ICHANI, X (2021). Kenya Defence Forces And Militarization Of Internal Disputes, 1963 - 2013. Afribary. Retrieved from https://afribary.com/works/kenya-defence-forces-and-militarization-of-internal-disputes-1963-2013

MLA 8th

ICHANI, XAVIER "Kenya Defence Forces And Militarization Of Internal Disputes, 1963 - 2013" Afribary. Afribary, 13 May. 2021, https://afribary.com/works/kenya-defence-forces-and-militarization-of-internal-disputes-1963-2013. Accessed 25 Jun. 2024.

MLA7

ICHANI, XAVIER . "Kenya Defence Forces And Militarization Of Internal Disputes, 1963 - 2013". Afribary, Afribary, 13 May. 2021. Web. 25 Jun. 2024. < https://afribary.com/works/kenya-defence-forces-and-militarization-of-internal-disputes-1963-2013 >.

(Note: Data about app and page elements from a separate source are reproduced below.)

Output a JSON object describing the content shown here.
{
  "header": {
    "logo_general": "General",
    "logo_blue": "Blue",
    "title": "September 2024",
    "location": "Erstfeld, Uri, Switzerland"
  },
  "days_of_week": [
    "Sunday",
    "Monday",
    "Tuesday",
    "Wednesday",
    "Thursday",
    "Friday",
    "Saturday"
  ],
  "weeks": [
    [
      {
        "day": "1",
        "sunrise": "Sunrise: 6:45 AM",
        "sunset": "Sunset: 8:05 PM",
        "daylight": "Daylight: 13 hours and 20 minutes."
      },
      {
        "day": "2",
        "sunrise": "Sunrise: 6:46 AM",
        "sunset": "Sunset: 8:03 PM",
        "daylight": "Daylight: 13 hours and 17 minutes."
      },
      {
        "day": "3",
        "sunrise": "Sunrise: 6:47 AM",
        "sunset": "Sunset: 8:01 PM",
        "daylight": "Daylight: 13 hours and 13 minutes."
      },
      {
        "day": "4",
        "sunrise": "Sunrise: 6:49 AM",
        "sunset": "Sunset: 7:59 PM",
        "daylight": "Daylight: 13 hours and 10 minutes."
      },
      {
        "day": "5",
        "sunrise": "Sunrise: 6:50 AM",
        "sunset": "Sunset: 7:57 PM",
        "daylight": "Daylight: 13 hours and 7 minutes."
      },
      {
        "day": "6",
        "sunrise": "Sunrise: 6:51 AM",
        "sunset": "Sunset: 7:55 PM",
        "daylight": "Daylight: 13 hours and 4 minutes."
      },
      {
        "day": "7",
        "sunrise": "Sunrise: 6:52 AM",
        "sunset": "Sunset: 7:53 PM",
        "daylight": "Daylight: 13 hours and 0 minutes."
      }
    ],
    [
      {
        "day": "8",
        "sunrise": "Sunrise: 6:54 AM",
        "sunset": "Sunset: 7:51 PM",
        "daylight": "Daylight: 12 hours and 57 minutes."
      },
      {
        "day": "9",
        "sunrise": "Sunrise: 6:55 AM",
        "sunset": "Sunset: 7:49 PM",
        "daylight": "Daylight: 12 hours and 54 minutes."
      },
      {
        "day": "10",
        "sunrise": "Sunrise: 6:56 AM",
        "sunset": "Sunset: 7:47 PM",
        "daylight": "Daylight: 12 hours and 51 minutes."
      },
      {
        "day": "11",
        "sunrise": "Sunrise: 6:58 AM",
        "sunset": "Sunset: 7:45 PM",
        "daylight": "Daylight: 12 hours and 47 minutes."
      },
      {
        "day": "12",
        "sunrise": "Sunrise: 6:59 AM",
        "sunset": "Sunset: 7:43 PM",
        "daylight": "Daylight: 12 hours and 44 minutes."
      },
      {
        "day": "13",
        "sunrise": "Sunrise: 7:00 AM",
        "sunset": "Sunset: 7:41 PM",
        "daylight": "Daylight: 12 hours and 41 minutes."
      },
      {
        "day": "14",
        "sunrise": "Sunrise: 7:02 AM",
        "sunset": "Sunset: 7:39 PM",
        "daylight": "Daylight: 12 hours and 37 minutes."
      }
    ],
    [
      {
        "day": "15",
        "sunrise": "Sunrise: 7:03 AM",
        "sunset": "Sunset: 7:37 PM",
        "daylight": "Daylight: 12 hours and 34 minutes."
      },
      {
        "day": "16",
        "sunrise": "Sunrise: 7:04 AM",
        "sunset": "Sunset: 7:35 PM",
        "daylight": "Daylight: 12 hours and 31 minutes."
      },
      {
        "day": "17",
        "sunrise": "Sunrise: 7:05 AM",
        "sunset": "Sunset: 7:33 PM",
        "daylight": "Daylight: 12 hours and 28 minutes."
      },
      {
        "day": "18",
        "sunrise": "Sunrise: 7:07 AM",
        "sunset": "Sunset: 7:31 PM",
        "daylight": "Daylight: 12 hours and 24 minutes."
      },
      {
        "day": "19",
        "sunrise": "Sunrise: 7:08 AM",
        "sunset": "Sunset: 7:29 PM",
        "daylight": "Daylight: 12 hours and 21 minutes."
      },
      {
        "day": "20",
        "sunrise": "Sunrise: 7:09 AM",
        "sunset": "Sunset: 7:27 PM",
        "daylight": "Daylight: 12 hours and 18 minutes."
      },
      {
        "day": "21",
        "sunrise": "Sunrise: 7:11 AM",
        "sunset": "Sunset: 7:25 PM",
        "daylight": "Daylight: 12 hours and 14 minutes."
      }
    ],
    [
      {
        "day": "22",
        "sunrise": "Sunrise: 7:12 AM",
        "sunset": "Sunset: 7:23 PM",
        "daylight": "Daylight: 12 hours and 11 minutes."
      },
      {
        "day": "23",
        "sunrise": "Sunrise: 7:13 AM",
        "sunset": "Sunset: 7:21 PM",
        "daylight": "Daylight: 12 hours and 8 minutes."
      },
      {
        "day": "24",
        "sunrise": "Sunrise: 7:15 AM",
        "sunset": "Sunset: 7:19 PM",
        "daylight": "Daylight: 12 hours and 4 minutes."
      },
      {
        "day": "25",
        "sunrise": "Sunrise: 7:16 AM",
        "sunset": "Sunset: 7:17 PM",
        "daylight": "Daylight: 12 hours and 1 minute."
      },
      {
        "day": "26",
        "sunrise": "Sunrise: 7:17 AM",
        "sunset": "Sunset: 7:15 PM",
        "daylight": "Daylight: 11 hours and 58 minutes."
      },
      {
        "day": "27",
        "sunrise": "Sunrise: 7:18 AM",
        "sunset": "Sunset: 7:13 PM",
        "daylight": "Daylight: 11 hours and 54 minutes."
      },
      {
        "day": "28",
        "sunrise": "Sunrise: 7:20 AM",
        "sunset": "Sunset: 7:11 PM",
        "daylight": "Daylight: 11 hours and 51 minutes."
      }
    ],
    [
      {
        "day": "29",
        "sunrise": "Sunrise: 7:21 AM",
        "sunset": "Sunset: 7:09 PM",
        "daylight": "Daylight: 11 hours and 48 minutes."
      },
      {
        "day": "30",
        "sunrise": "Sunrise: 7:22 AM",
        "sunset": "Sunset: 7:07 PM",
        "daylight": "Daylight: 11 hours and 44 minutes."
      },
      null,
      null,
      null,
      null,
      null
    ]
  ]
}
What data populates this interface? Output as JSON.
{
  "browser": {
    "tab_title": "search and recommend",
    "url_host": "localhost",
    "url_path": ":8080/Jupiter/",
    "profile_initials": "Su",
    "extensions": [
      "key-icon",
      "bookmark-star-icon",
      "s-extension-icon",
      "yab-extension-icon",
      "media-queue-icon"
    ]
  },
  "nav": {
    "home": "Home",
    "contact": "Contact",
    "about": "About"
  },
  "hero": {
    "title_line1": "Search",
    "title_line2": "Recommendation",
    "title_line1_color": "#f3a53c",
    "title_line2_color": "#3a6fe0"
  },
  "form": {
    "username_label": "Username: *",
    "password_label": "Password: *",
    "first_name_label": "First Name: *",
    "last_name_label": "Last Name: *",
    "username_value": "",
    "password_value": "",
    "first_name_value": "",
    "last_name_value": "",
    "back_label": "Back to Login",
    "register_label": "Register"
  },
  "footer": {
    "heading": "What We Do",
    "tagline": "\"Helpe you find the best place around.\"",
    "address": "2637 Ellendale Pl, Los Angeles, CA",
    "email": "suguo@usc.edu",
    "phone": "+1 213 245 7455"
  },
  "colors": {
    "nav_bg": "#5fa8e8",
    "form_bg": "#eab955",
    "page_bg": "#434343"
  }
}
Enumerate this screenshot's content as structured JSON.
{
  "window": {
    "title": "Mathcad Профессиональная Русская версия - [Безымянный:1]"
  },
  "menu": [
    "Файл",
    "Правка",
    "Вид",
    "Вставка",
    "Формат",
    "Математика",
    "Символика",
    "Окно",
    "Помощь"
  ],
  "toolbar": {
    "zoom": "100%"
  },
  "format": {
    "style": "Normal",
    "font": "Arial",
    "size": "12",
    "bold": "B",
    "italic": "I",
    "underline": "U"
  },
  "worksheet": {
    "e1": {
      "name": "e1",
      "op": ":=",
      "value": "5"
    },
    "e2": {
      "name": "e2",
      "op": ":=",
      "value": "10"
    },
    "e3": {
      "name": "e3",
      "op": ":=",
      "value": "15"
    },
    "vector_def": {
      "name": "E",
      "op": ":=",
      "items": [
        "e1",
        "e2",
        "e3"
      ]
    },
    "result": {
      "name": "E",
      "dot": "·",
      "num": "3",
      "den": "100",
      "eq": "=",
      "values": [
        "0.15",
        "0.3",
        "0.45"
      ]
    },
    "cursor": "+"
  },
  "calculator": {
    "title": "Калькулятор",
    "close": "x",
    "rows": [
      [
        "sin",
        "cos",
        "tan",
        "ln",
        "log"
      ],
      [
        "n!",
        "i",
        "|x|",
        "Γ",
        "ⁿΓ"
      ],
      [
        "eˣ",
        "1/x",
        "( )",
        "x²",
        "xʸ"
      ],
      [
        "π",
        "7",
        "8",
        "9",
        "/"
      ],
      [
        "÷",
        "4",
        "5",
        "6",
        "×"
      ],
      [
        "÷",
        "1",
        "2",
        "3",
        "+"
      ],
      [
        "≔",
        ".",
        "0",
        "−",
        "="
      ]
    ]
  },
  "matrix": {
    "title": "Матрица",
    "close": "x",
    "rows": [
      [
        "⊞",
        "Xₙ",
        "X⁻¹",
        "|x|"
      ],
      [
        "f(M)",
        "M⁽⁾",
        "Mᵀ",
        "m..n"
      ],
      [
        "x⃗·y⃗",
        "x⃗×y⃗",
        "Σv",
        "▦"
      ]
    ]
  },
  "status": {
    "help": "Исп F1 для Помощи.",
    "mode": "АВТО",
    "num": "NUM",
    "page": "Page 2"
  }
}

Chicago

ICHANI, XAVIER . "Kenya Defence Forces And Militarization Of Internal Disputes, 1963 - 2013" Afribary (2021). Accessed June 25, 2024. https://afribary.com/works/kenya-defence-forces-and-militarization-of-internal-disputes-1963-2013